Pricing for the ‘17 Sienna had not been released in time for this report, but expect little if any increase over the 2016 models. Expect AWD to add $1,140-$2,510, depending on model, with the least expensive AWD Sienna, the LE, starting around $35,080 and the most expensive, the XLE Premium, starting around $47,310. (Base prices in this review include the manufacturer’s destination fee; Toyota’s was $900 for the ’16 Sienna.)
Front-wheel-drive Siennas accommodate eight passengers but AWD versions seat seven. In normal driving, the system channels 100 percent of the engine power through the front wheels but can send as much as 50 percent to the rears as needed to maintain traction when sensors detect wheel slippage.
At that, AWD is largely an unnecessary expense for most drivers living beyond the Snow Belt or in wintery areas having regularly plowed roads, where the standard front-drive configuration should suffice. In addition to cost, AWD adds both mechanical complexity (with a higher potential for repair bills down the road) and weight, which contributes to reduced fuel economy. In the Sienna’s case adding AWD trims its EPA mileage rating by two mpg in combined city/highway driving (19 mpg versus 21 mpg).
Sienna excels whether equipped with AWD or in standard, front-wheel-drive configuration. Toyota’s 3.5-liter V6 engine is widely regarded as being among the best in the business, and here it generates 266 horsepower with 245 pound-feet of torque. Mated to a six-speed automatic transmission this engine affords ample acceleration that only becomes a bit sluggish when traversing uphill grades with a full complement of passengers aboard.
While attractive enough on the outside, the Sienna’s expansive interior is its prime selling point, with seven- or eight-passenger seating (depending on the configuration). It’s well designed and affords ample head- and legroom in both the second and third rows. Standard features are plentiful, with higher trim levels offering a full array of amenities that include ultra-posh reclining second-row captain’s chairs with built-in footrests, and a “Driver Easy Speak” system that lets parents communicate with their kids without shouting via a microphone in the center console that transmits the driver’s voice (“Don’t make me come back there!”) to a set of rear-cabin speakers.
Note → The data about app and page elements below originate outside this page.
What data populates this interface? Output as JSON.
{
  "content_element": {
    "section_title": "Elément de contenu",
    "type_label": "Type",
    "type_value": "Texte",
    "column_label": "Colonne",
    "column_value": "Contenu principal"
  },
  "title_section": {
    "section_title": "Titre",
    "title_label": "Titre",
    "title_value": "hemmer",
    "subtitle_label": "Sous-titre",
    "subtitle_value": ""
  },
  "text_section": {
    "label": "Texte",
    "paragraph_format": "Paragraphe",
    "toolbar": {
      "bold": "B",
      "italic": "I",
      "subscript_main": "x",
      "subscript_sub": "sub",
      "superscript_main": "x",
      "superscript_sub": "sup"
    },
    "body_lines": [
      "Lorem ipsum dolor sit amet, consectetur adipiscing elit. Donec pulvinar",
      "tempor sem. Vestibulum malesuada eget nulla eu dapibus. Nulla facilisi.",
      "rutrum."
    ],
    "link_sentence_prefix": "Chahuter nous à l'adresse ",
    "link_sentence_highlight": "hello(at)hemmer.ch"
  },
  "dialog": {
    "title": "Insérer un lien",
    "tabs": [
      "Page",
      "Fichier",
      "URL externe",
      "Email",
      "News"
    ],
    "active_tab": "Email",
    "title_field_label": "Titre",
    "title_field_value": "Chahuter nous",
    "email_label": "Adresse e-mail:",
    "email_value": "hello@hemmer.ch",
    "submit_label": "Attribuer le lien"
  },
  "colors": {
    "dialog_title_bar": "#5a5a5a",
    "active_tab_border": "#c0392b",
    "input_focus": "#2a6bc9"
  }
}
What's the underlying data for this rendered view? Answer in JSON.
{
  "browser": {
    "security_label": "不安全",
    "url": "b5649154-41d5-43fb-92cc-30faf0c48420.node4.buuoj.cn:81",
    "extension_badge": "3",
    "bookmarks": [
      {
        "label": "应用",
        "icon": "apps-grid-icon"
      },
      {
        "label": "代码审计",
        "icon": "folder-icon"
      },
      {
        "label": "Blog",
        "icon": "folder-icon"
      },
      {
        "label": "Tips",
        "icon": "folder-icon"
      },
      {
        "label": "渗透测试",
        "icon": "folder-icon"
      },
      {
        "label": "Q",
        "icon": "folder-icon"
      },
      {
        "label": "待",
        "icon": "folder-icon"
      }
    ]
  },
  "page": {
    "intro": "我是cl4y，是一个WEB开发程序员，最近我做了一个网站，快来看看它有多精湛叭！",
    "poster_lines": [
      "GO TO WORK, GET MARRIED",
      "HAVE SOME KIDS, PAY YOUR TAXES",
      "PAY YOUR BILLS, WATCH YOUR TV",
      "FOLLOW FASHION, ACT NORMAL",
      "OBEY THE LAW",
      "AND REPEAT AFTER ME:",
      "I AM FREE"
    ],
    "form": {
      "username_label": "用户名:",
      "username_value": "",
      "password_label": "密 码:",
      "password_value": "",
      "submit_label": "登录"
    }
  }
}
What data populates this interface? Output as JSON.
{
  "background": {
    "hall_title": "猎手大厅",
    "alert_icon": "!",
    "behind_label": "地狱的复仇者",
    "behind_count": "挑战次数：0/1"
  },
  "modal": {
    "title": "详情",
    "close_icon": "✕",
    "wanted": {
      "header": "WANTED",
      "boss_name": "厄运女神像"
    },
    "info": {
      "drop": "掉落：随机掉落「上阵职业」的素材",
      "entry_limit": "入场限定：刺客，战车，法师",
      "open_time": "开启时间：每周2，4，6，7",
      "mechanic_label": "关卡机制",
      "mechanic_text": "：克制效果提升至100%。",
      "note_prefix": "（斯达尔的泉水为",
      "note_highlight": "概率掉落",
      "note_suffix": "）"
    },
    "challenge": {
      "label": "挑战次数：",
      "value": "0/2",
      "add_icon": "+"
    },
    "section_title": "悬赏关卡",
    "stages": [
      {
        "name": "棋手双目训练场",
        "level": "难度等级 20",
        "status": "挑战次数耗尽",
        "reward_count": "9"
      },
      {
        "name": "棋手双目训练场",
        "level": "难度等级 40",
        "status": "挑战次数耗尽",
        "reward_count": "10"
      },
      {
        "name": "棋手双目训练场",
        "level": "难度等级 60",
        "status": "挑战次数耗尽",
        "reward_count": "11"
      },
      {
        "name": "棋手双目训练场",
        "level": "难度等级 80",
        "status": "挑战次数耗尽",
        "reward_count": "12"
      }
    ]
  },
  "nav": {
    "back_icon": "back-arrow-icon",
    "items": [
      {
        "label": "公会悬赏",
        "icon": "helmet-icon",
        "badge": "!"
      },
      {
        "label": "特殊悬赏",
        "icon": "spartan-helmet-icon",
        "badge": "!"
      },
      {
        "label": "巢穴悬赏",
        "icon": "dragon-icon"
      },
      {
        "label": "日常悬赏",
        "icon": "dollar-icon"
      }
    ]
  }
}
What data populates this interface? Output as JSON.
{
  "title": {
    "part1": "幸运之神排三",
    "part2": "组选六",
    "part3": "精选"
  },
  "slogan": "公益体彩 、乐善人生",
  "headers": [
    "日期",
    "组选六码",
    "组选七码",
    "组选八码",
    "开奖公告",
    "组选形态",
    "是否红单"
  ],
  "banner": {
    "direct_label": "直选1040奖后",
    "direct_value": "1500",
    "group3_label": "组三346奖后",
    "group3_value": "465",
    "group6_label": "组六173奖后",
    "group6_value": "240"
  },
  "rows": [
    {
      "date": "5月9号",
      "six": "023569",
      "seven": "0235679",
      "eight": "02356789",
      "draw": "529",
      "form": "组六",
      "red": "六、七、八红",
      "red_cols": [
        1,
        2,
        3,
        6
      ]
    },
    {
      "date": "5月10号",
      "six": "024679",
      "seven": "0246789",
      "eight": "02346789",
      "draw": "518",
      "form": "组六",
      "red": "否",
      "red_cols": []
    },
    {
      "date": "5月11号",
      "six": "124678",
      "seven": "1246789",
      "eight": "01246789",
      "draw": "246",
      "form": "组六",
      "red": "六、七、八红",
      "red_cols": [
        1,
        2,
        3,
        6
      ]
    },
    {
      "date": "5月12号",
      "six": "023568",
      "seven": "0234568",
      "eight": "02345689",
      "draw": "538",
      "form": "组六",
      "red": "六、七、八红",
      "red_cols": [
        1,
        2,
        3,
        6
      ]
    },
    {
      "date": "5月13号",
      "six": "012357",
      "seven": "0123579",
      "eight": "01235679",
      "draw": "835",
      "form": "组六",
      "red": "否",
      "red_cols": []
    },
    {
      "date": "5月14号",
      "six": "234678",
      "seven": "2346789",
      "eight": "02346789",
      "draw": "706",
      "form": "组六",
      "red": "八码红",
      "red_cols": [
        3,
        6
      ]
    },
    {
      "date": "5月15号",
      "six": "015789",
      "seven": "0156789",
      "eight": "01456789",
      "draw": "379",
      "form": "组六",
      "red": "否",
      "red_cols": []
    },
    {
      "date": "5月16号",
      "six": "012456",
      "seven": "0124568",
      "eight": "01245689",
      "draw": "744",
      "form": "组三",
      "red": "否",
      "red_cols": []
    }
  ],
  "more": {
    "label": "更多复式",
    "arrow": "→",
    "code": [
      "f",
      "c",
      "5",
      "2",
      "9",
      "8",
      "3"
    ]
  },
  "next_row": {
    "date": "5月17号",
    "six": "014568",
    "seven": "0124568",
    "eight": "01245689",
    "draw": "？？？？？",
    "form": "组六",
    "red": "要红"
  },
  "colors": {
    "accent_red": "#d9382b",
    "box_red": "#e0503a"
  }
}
All versions can easily accommodate 4×8 sheets of building materials with the second- and third-row seatbacks folded flat, and include a 60/40 “Split and Stow” third-row seat that folds flat to accommodate groceries and the like in a single motion.
The only other AWD alternative to the Sienna is the U.S. is the passenger-configured editions of the Mercedes-Benz Sprinter van, which hardly seems “mini” by comparison. It’s offered with AWD in five-passenger “Crew” models and a full-blown passenger version that can seat up to 12. Coming powered by a choice of four-cylinder and V6 diesel engines, and offering little more than essential amenities, the Sprinter seems better suited for church group and livery services than the average American family.